I got an email from a friend yesterday, inviting me to her "self-declaration" wedding on Sunday. (This is apparently quite legal in Pennsylvania, and the way the Quakers do it, with no judge / minister / other authority figure involved). As of yesterday afternoon, she still had nothing to wear. She loved the idea of a gown but since they're doing something relatively informal and at home, she couldn't justify it.
I, however, could. This is the bride-to-be in my great-aunt Violet's wedding dress, circa 1932. I turned myself inside out as a teenager to get her to promise to leave me that dress, and she eventually did. However, my teenage self was not thinking that I would actually fill out a bit between age 14 and whenever I might have an opportunity to wear it.
Hell, if we're being realistic, it didn't really fit me at 14, and now I'd need a month on a desert island, rib removal and possibly a stint on the Biggest Loser to get into it. And this is not me saying I'm overweight, this is simply reality; the dress is made for someone much more slender - and much less bodacious - than I am.
Though my great-aunt (who was much more bodacious than me) did get into it, but she said she was bound within an inch of her life and couldn't take a full breath until she got the dress off many hours later. Which perhaps explains the pained expression on her face, though if we're being truthful, that was her natural expression. Sourpuss or not, they were married for 50 years, so the dress has some luck built in.
And considering it's been packed in tissue in a cardboard box (not the nice preserving kind of box and tissue, just whatever was around at the time) the dress was in immaculate condition, other than horribly wrinkled. The lace over-jacket not so much - there was a little splitting around the fronts of the armholes, but nothing that couldn't be repaired once I saw that it fit her.
The dress itself is ivory satin, bias cut, with snaps up the left side. It's close-fitting, even on her, and she's about 2 sizes smaller than me. The over-jacket is lace, with long sleeves (I love the sleeve puffs), and diamond-shaped insets of the satin all the way down the back and making up most of the train. The train, by the way, has a ribbon underneath so you can hold up your train while waltzing. Too fabulous.
The dress wasn't pressed yet when the photos were taken because at that point she hadn't completely made up her mind, but before she went home last night we ironed it and I did the repairs to the lace. Knowing her wardrobe fairly well from doing theater costuming with her, I know she has a pair of ivory vintage ankle-strap shoes that will be beautiful with this.
It hurt like hell seeing that dress walk out of the house, but I'm happy, for her and for the dress. Dresses need to be worn and loved. My closet is not a museum.
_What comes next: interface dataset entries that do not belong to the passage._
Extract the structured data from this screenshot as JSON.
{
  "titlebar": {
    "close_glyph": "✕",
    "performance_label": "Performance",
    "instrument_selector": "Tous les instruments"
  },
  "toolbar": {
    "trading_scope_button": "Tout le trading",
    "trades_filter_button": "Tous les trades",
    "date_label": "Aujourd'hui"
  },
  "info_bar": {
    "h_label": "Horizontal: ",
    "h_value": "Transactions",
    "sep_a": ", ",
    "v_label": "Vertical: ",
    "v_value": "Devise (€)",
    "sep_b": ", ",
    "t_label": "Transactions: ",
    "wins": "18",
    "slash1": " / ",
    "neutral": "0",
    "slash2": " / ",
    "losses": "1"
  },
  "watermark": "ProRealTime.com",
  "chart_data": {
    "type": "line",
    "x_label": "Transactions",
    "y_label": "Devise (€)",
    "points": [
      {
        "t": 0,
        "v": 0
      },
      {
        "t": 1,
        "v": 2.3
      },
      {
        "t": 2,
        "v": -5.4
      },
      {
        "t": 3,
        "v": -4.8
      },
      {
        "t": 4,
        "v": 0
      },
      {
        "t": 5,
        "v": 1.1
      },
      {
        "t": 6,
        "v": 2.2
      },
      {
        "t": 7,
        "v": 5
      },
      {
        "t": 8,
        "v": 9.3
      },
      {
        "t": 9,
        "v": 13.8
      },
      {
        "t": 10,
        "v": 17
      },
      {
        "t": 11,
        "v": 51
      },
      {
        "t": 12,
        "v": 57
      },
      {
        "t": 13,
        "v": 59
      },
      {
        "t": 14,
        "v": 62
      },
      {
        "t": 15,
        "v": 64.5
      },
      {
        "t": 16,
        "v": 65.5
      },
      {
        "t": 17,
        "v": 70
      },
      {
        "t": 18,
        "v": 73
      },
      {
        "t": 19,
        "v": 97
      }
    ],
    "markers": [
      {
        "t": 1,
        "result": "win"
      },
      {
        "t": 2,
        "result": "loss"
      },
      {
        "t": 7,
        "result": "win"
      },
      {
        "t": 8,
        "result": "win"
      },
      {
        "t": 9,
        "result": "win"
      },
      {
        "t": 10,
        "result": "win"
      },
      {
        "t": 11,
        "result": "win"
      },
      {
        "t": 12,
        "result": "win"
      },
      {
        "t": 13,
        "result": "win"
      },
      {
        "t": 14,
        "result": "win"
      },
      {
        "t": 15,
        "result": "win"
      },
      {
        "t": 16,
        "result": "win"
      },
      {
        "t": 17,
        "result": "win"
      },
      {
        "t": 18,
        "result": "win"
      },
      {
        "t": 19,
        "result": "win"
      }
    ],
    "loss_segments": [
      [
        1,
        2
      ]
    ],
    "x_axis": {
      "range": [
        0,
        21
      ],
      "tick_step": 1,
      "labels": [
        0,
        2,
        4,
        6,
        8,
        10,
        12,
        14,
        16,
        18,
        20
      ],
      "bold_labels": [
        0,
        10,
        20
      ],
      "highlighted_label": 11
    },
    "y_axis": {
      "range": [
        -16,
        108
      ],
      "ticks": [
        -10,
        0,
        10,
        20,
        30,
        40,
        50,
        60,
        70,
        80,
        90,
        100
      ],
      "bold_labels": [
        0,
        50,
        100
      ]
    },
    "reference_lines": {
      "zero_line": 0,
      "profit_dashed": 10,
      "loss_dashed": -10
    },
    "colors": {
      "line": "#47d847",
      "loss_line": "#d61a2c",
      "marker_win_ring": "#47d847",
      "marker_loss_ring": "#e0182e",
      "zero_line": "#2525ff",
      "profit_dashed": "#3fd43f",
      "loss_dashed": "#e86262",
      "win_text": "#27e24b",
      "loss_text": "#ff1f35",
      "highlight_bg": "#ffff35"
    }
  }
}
And for what it's worth, the bedroom furniture in the photos came from the same aunt, and was purchased the same year as the wedding. So I have my vintage 1932 heirloom, well-loved and used every day.
I wish I'd taken a picture of her when she tried on the veil. It has a beaded headpiece which is still intact, but the netting, which had little tiny ivory bows sewn all over it, was shredded and hanging in strips. It looked fantastic on her, very Miss Havisham.
Then again, that's probably not the effect you want on your wedding day.